Megan McArdle has a column I am going to excerpt at great length (sorry Ms. McArdle). This is great article on a topic I have tried to explain many times here
After all, the insurance company has to make money. That has to mean that the expected value of the claims they pay out is lower than the expected value of the premiums their customers pay in. In some sense, then, the expected value of your insurance premium is negative.
But insurance does make everyone better off, because it covers very large costs that most people would have trouble paying. Even most really good savers would have a hard time replacing the value of their house, or paying off a $250,000 judgement for an auto accident. The expected value of those incidencts is very, very negative--more than just the value of the cash, you have to factor in the horror of being homeless or bankrupt. When you factor in the homelessness, the bankruptcy, and so forth, the slighly negative expected financial value is more than outweighed by the positive value of being protected against personal catastrophe. Not to mention the peace of mind one gets from not having to worry about homelessness, etc.
This is the magic of risk pooling. But notice that it's the catastrophe which makes insurance a good deal. You wouldn't get much value from buying "grocery insurance". At best, you'd be paying an extra administrative fee to route your routine expenses through an insurer, rather than paying them directly. At worst, you'll end up with bills skyrocketing as all sorts of perverse incentives appear. After all, if the insurer is paying all your grocery claims, why not load up on filet mignon instead of ground turkey?
But insurers try very hard never to sell insurance for less than the cost of your expected claims. If you expect to buy $10,000 worth of groceries next year, it will not charge you less than that for a "grocery policy". And if we all drive up the costs of grocery insurance by consuming more, the insurer can do one of two things: raise everyone's "insurance premiums" to cover a filet mignon budget, or create a list of "approved groceries" that it will cover, and start hassling anyone who tries to file an excessively expensive claim.
This is why you should always have liability insurance, but should think twice about collision damage coverage. It's why high deductibles are a good idea--for small expenses, it's better to self insure. And it's why "catastrophic" health plans, which only cover the sort of extremely expensive events that most people would have difficulty financing, are a much better deal than the soup-to-nuts plans that most people get through their employers. Those plans are expensive, both because they're paying for a higher percentage of your expenses, and because they drive up utilization--which means that they drive up next year's premiums even more. Imagine what your car insurance would cost if it covered gasoline, routine maintenance, and those little air freshener trees you hang from the rearview mirror. Then stop asking why health insurance costs so much.

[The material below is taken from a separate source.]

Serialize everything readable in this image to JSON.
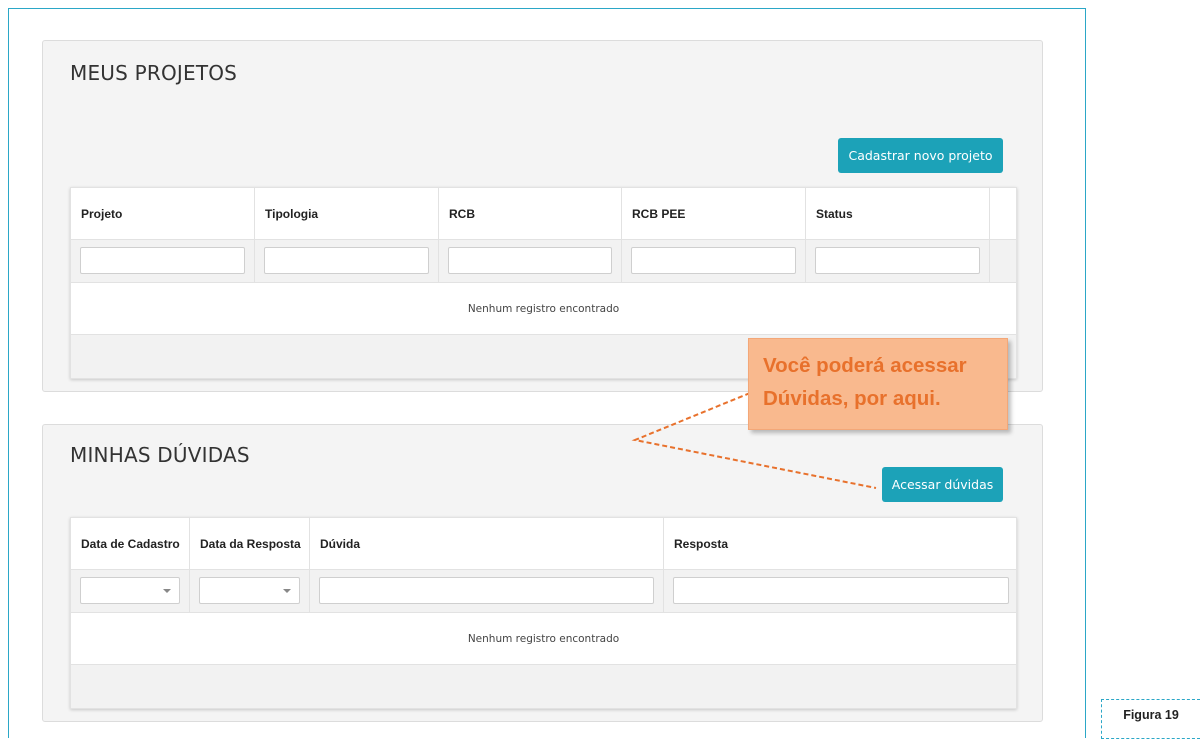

But Kathleen Sebelius, the Secretary of HHS, thinks that catastrophic insurance isn't really insurance at all.
At a White House briefing Tuesday, Health and Human Services Secretary Kathleen Sebelius said some of what passes for health insurance today is so skimpy it can't be compared to the comprehensive coverage available under the law. "Some of these folks have very high catastrophic plans that don't pay for anything unless you get hit by a bus," she said. "They're really mortgage protection, not health insurance."
She said this in response to a report from the American Society of Actuaries arguing that premiums are going to rise by 32% when Obamacare kicks in, as coverage gets more generous and more sick people join the insurance market. Sebelius' response is apparently that catastrophic insurance isn't really insurance at all--which is exactly backwards. Catastrophic coverage is "true insurance". Coverage of routine, predictable services is not insurance at all; it's a spectacularly inefficient prepayment plan.
The last two lines are why I knew from the very beginning that the promise I would get to keep my health insurance was a lie. Because I have true insurance, rather than a pre-payment plan for incidental health-related expenses, and the folks who wrote Obamacare think of insurance as pre-paid medical care (in fact, I believe they think of private insurance as a Trojan Horse for all-inclusive single payer government health care).